Task item
Every line of the records that holds the word "Casus" should be copied.
_ _ _ _
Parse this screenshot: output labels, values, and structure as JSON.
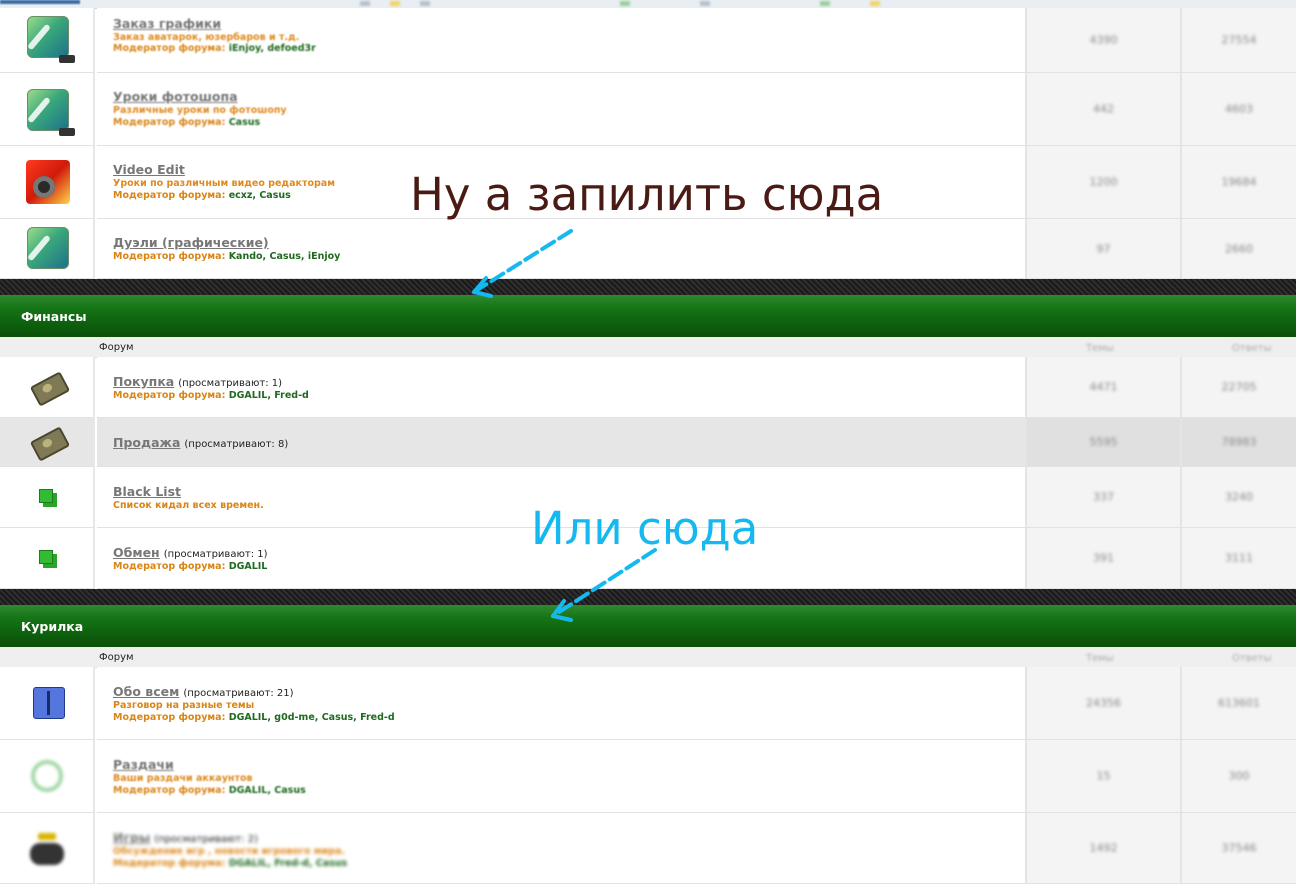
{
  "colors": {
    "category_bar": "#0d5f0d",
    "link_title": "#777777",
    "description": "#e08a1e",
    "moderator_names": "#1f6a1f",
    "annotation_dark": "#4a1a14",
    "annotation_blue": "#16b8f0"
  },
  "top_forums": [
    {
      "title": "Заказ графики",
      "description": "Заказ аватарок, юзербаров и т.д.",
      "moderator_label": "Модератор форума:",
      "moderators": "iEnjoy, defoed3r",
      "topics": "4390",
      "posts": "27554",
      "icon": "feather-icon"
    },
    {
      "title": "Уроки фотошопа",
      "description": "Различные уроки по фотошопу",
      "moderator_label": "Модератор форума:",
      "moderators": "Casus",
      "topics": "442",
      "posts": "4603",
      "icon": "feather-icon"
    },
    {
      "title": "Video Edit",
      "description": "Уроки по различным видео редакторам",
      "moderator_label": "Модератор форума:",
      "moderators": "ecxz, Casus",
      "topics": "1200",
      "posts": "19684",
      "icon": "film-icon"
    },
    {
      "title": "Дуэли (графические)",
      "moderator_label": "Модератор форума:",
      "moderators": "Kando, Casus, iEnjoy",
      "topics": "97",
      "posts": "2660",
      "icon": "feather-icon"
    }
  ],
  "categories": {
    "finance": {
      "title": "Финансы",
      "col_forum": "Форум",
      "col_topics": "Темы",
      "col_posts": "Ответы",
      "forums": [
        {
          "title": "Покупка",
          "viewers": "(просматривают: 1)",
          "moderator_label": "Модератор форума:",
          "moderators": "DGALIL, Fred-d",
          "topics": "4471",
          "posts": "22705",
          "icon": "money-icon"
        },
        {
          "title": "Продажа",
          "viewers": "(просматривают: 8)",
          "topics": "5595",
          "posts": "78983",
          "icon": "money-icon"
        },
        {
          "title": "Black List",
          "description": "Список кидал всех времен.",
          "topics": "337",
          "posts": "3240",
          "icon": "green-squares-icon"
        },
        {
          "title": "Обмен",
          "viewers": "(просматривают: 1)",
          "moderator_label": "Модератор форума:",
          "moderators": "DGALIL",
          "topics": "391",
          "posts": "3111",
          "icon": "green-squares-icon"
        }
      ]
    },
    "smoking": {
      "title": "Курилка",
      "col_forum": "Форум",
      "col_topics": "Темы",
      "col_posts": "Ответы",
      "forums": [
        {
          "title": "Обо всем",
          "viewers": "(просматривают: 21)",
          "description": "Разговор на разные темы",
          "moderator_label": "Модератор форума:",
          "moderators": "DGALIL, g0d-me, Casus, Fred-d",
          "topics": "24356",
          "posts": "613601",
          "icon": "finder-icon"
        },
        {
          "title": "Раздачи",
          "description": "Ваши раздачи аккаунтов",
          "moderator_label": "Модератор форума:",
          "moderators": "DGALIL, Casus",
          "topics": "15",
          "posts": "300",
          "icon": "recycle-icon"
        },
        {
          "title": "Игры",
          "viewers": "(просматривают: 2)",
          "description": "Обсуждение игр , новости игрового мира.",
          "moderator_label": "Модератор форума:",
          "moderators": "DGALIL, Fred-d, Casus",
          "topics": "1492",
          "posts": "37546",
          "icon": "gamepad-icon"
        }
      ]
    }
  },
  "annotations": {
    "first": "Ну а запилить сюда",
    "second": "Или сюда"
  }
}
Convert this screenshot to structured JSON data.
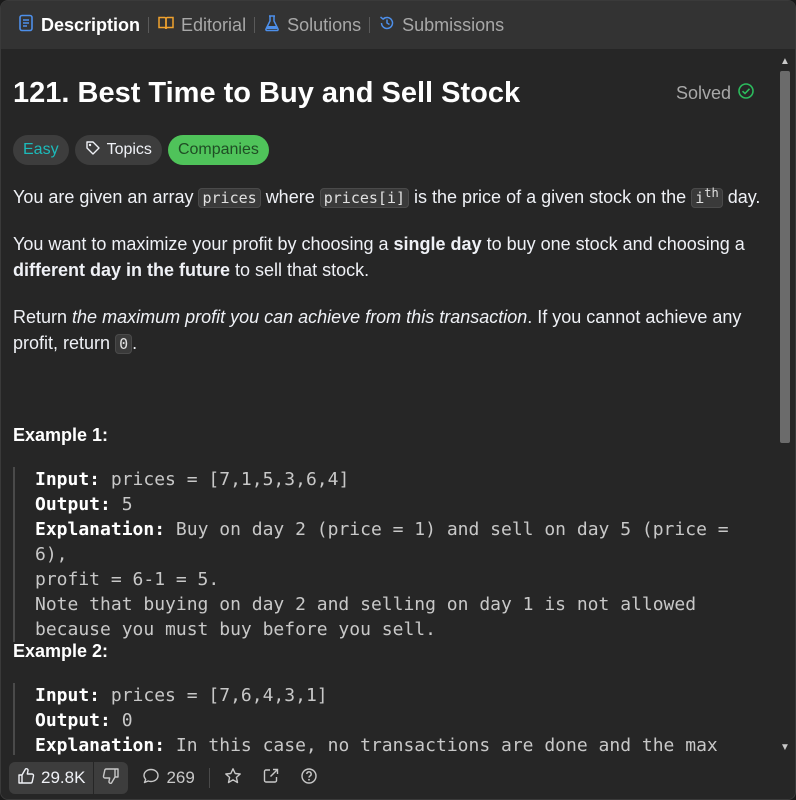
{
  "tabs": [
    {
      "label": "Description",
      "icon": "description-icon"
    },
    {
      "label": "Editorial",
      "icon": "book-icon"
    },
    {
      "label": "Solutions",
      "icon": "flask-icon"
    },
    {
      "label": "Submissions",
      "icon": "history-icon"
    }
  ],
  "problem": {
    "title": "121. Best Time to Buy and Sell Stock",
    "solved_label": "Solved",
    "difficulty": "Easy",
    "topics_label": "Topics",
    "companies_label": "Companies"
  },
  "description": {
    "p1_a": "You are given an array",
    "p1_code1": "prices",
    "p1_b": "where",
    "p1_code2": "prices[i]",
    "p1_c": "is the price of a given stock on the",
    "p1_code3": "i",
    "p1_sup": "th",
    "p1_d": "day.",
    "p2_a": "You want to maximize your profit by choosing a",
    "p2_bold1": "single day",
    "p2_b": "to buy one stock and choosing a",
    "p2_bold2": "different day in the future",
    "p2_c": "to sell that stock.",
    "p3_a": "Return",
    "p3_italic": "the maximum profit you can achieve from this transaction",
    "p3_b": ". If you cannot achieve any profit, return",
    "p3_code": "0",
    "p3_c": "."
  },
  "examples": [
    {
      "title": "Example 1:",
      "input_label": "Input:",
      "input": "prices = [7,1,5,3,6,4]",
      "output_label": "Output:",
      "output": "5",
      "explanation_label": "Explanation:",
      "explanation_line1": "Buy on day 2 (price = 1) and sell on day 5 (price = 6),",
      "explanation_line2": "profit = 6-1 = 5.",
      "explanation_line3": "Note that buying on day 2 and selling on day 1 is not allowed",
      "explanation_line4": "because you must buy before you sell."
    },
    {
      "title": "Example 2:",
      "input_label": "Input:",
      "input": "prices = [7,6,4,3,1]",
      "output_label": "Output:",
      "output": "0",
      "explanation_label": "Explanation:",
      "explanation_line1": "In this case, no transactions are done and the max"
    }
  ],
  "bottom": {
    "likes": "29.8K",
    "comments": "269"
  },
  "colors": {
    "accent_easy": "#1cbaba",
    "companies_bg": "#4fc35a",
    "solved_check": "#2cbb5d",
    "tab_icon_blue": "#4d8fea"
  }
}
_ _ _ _
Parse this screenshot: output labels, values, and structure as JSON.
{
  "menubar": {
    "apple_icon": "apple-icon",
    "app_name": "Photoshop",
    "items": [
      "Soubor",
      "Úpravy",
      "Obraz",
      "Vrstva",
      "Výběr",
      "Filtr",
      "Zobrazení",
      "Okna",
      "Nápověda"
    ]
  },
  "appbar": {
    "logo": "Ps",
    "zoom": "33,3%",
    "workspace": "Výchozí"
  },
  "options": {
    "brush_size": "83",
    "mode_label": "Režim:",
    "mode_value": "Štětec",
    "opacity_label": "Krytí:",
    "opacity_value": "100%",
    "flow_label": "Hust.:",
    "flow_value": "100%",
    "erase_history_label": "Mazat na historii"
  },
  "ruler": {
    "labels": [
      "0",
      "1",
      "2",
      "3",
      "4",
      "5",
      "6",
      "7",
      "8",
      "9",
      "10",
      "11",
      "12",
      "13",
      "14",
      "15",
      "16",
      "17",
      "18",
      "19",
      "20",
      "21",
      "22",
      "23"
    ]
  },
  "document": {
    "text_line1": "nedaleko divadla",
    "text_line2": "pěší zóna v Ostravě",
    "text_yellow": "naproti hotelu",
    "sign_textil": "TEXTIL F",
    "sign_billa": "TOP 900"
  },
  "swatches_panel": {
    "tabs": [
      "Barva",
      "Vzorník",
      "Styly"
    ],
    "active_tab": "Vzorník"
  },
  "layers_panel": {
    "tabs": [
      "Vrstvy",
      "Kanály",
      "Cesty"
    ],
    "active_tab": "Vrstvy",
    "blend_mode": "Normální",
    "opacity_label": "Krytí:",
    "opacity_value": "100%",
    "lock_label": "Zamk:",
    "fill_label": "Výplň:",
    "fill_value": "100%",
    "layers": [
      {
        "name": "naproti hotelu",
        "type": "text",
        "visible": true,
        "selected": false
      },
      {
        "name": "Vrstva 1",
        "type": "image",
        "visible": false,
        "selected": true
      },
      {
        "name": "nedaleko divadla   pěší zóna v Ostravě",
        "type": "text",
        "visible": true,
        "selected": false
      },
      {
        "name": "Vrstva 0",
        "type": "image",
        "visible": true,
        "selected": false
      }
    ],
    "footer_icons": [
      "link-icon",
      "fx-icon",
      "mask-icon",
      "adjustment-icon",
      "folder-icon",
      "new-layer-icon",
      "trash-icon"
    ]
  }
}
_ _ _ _
Result of the task
      "moderators": "Casus",
      "moderators": "ecxz, Casus",
      "moderators": "Kando, Casus, iEnjoy",
          "moderators": "DGALIL, g0d-me, Casus, Fred-d",
          "moderators": "DGALIL, Casus",
          "moderators": "DGALIL, Fred-d, Casus",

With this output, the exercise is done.